Mercy Mondays: Thoughts on receiving sacred rest by Matthew J. Kelly
“In returning and rest you shall be saved; in quietness and confidence shall be your strength.” ~Isaiah 30:15, New King James Bible
My mother never stops.
The oldest of eight children from an Italian immigrant family, her childhood was defined by taking care of her younger siblings. Eventually, she had her own family. Now that she is retired, she takes care of her elderly mother and my father who is homebound, and she babysits my sister’s three young children who are ages seven, five and three.
Two of my mom’s four sisters cannot drive, so mom often offers rides to get them to doctor’s appointments, the bank or grocery store, which she also does for her mother and for my father. She is happiest when she is with her family, cooking and serving a meal. This is my mother’s hospitality, and this is her communion.
One thing my mother never had the opportunity to explore was taking time for herself. For her, it is a foreign idea — almost incomprehensible — and in her own words, “selfish.” To serve is her happiness, and she never complains. Yet I’ve seen how in perpetually serving others, she has neglected taking care of herself — ignoring physical warning signs, which in turn, have come back and manifested in scary ways. These include off-the-charts chronic high blood pressure and a recent stress-induced stroke. No matter what, though, the art of receiving rest remains a foreign concept to my mother.
I’m from a different generation where “me time” is no longer considered a selfish or vain thing to do. Indeed, the very best time to rest is when it seems like there’s no time to do it. As with my mother’s health, if we don’t rest, our bodies will force us to. No matter what, though, pressures from life, work and outside forces are always urging us to do more, consume more, buy more, work more and produce more.
For many of us, it’s also difficult to unplug digitally, because there’s just too much that needs to be done, feelings of the fear of missing out (FOMO!) begin to surface, or the guilt we feel taking a pause outweighs the benefits of actually doing it. We’re programmed to not stop, and we multitask like it’s our job.
I’m guilty of this. In spare moments, I find myself immediately taking out my phone to check social media, my bank statement or the weather — even having done those things only 10 minutes before. Somehow, I didn’t know that day’s variable wind speed, and yet I feel like my life would have been greatly improved by this information.
But despite everything, what I have learned is how renewing and life-giving it is to receive the gift of rest. In many ways, the pandemic has forced us to take a step back. The forceful hand of quarantine and social distancing was unexpected and sudden, but for many of us, it provided a silver lining – amid chaos we were forced to just STOP. Suddenly, daily life became very different.
Many of us found ourselves with the time to be able to focus on the things we had been putting off for so long. We reconnected with old friends. Distractions subsided — which at first, at least for me, proved uncomfortable — and we experienced a new kind of mental rest.
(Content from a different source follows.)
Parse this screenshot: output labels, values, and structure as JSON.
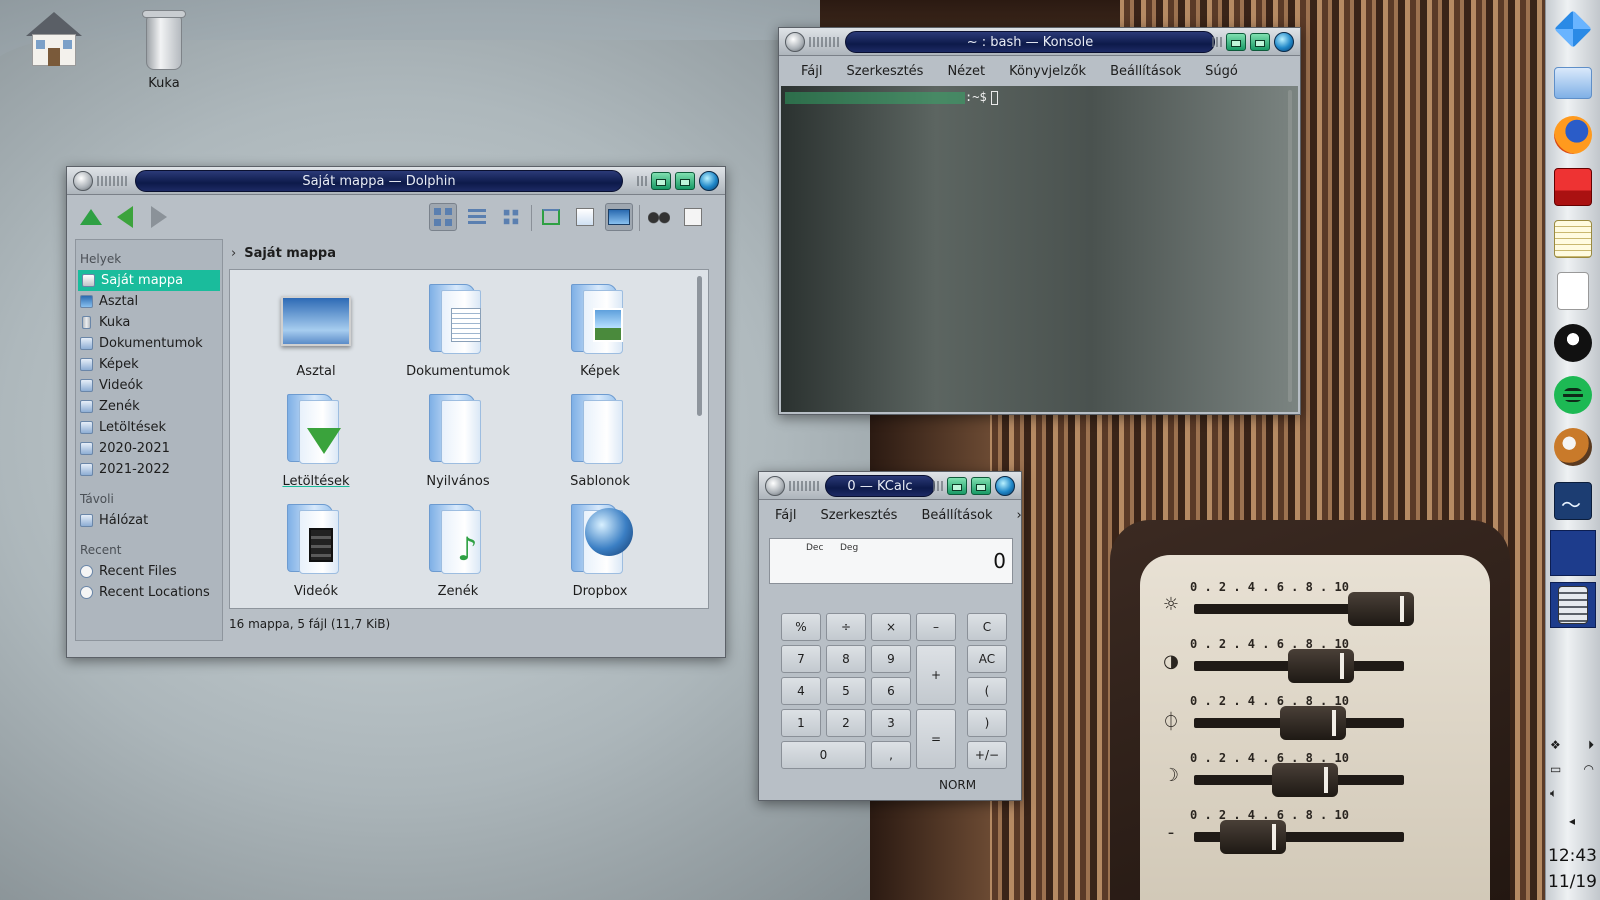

By receiving this rest, we allowed a healthy change into our lives so that we could prioritize what was truly important and what wasn’t. The pandemic has allowed us a time of letting go and of self reflection.
In her book, “Sacred Rest,” Saundra Dalton-Smith writes:
“We all need sanctuary, a secure place where protection reigns and comfort is received. We need relief from the daily struggles of and times of immunity from outside attacks. Sanctuary is not simply a place; it’s a state of being. There we find a sense of security and peace that flows from our connection to God. Sanctuary is where we lay down our fight and rest. In the process, we find our way back home to a relationship with God. This is the journey that rescued me from myself and wooed me back into the arms of God.”
I offer a challenge to find simple ways to be intentional about rest in your own life. Allow yourself to tune out distractions and renew your spirit and your relationship with God. As a musician, I find rest — mental, spiritual, physical and emotional — through practicing the piano and organ.
Recently, I fell and twisted my ankle, which means I can’t play the pedals on the organ or work the piano pedals at the moment. So I’ve adjusted, and my modus operandi for sacred rest has been something as simple as a good Sudoku puzzle and my favorite tea, followed by ten minutes of silence. It’s so simple it’s almost too good to be true. As the winter leaves us with snow and cold, it’s a perfect excuse to stay inside, unplug and allow a time of rest and renewal.
I love my mother and am proud that as of this moment, she is enjoying a vacation in Florida with her girlfriends. They had to force her to go, and in retrospect I should have bribed them do do it sooner. This is her second vacation in 72 years. She’s having the time of her life, and I’m grateful that she is experiencing the gift of rest she deserves.
I hope that you will take a moment today to pause and allow the peace of God to wash over you and fill you with a renewed sense of rest, renewal and respite. May you find success in resting well.
Article by Matthew J. Kelly, campus minister of music, liturgy & multifaith ministry
This post is part of an ongoing series called Mercy Mondays that highlights Salve Regina’s dedication to its Mercy Mission. Search the tag Mercy Mission for more updates on the Mercy branches of Salve Regina.